EXERCISE DIRECTIONS: Your response should consist of the full data, set down exactly.

++++ RECORDS SHOWN

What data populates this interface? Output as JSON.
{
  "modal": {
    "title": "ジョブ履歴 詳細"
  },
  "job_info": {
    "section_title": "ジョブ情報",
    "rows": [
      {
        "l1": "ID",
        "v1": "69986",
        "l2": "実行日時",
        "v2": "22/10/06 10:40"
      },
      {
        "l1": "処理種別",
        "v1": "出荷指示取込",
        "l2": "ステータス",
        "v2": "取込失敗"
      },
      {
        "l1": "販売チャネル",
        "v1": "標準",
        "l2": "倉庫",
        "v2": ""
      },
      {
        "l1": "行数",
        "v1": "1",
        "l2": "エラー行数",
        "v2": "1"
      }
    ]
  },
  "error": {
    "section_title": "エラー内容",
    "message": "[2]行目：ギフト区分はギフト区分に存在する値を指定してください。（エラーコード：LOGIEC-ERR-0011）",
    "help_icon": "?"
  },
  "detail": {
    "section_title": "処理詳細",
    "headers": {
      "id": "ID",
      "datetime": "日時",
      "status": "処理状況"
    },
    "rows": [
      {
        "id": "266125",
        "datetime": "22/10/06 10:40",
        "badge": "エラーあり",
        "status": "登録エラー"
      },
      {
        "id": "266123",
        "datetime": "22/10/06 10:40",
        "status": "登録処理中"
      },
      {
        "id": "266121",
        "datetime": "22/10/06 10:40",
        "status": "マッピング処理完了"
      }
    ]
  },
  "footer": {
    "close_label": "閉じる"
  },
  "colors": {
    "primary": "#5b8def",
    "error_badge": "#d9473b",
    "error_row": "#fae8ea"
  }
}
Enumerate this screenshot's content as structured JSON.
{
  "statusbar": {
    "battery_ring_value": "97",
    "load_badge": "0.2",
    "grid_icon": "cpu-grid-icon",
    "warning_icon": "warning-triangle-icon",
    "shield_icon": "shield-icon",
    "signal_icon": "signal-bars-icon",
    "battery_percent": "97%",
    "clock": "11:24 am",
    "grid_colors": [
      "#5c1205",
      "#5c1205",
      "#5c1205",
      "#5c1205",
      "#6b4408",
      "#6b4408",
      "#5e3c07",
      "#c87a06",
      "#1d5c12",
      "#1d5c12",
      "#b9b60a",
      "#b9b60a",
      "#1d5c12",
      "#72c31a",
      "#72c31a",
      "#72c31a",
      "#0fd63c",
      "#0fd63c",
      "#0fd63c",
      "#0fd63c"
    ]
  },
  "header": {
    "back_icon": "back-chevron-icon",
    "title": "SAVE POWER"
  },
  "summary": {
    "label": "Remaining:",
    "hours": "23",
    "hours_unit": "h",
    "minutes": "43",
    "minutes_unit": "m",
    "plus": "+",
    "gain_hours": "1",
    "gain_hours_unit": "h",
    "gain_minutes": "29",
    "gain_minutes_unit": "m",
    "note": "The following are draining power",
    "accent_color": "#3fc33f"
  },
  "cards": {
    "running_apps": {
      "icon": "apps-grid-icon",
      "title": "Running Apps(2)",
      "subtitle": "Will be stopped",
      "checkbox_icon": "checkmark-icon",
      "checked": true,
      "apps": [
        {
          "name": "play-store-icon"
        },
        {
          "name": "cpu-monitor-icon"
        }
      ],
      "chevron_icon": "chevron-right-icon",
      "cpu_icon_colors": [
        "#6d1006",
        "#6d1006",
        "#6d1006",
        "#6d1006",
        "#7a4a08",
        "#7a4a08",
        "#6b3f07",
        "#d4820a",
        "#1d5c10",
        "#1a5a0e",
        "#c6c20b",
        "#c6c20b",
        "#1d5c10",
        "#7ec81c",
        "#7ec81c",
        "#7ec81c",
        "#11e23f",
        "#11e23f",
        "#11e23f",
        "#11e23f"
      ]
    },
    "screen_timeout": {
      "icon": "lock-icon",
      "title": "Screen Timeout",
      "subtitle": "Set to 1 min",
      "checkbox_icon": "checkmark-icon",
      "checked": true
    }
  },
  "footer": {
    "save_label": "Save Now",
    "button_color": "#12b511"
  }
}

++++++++

REPLY TO THE TASK:
What data populates this interface? Output as JSON.
{
  "modal": {
    "title": "ジョブ履歴 詳細"
  },
  "job_info": {
    "section_title": "ジョブ情報",
    "rows": [
      {
        "l1": "ID",
        "v1": "69986",
        "l2": "実行日時",
        "v2": "22/10/06 10:40"
      },
      {
        "l1": "処理種別",
        "v1": "出荷指示取込",
        "l2": "ステータス",
        "v2": "取込失敗"
      },
      {
        "l1": "販売チャネル",
        "v1": "標準",
        "l2": "倉庫",
        "v2": ""
      },
      {
        "l1": "行数",
        "v1": "1",
        "l2": "エラー行数",
        "v2": "1"
      }
    ]
  },
  "error": {
    "section_title": "エラー内容",
    "message": "[2]行目：ギフト区分はギフト区分に存在する値を指定してください。（エラーコード：LOGIEC-ERR-0011）",
    "help_icon": "?"
  },
  "detail": {
    "section_title": "処理詳細",
    "headers": {
      "id": "ID",
      "datetime": "日時",
      "status": "処理状況"
    },
    "rows": [
      {
        "id": "266125",
        "datetime": "22/10/06 10:40",
        "badge": "エラーあり",
        "status": "登録エラー"
      },
      {
        "id": "266123",
        "datetime": "22/10/06 10:40",
        "status": "登録処理中"
      },
      {
        "id": "266121",
        "datetime": "22/10/06 10:40",
        "status": "マッピング処理完了"
      }
    ]
  },
  "footer": {
    "close_label": "閉じる"
  },
  "colors": {
    "primary": "#5b8def",
    "error_badge": "#d9473b",
    "error_row": "#fae8ea"
  }
}
Enumerate this screenshot's content as structured JSON.
{
  "statusbar": {
    "battery_ring_value": "97",
    "load_badge": "0.2",
    "grid_icon": "cpu-grid-icon",
    "warning_icon": "warning-triangle-icon",
    "shield_icon": "shield-icon",
    "signal_icon": "signal-bars-icon",
    "battery_percent": "97%",
    "clock": "11:24 am",
    "grid_colors": [
      "#5c1205",
      "#5c1205",
      "#5c1205",
      "#5c1205",
      "#6b4408",
      "#6b4408",
      "#5e3c07",
      "#c87a06",
      "#1d5c12",
      "#1d5c12",
      "#b9b60a",
      "#b9b60a",
      "#1d5c12",
      "#72c31a",
      "#72c31a",
      "#72c31a",
      "#0fd63c",
      "#0fd63c",
      "#0fd63c",
      "#0fd63c"
    ]
  },
  "header": {
    "back_icon": "back-chevron-icon",
    "title": "SAVE POWER"
  },
  "summary": {
    "label": "Remaining:",
    "hours": "23",
    "hours_unit": "h",
    "minutes": "43",
    "minutes_unit": "m",
    "plus": "+",
    "gain_hours": "1",
    "gain_hours_unit": "h",
    "gain_minutes": "29",
    "gain_minutes_unit": "m",
    "note": "The following are draining power",
    "accent_color": "#3fc33f"
  },
  "cards": {
    "running_apps": {
      "icon": "apps-grid-icon",
      "title": "Running Apps(2)",
      "subtitle": "Will be stopped",
      "checkbox_icon": "checkmark-icon",
      "checked": true,
      "apps": [
        {
          "name": "play-store-icon"
        },
        {
          "name": "cpu-monitor-icon"
        }
      ],
      "chevron_icon": "chevron-right-icon",
      "cpu_icon_colors": [
        "#6d1006",
        "#6d1006",
        "#6d1006",
        "#6d1006",
        "#7a4a08",
        "#7a4a08",
        "#6b3f07",
        "#d4820a",
        "#1d5c10",
        "#1a5a0e",
        "#c6c20b",
        "#c6c20b",
        "#1d5c10",
        "#7ec81c",
        "#7ec81c",
        "#7ec81c",
        "#11e23f",
        "#11e23f",
        "#11e23f",
        "#11e23f"
      ]
    },
    "screen_timeout": {
      "icon": "lock-icon",
      "title": "Screen Timeout",
      "subtitle": "Set to 1 min",
      "checkbox_icon": "checkmark-icon",
      "checked": true
    }
  },
  "footer": {
    "save_label": "Save Now",
    "button_color": "#12b511"
  }
}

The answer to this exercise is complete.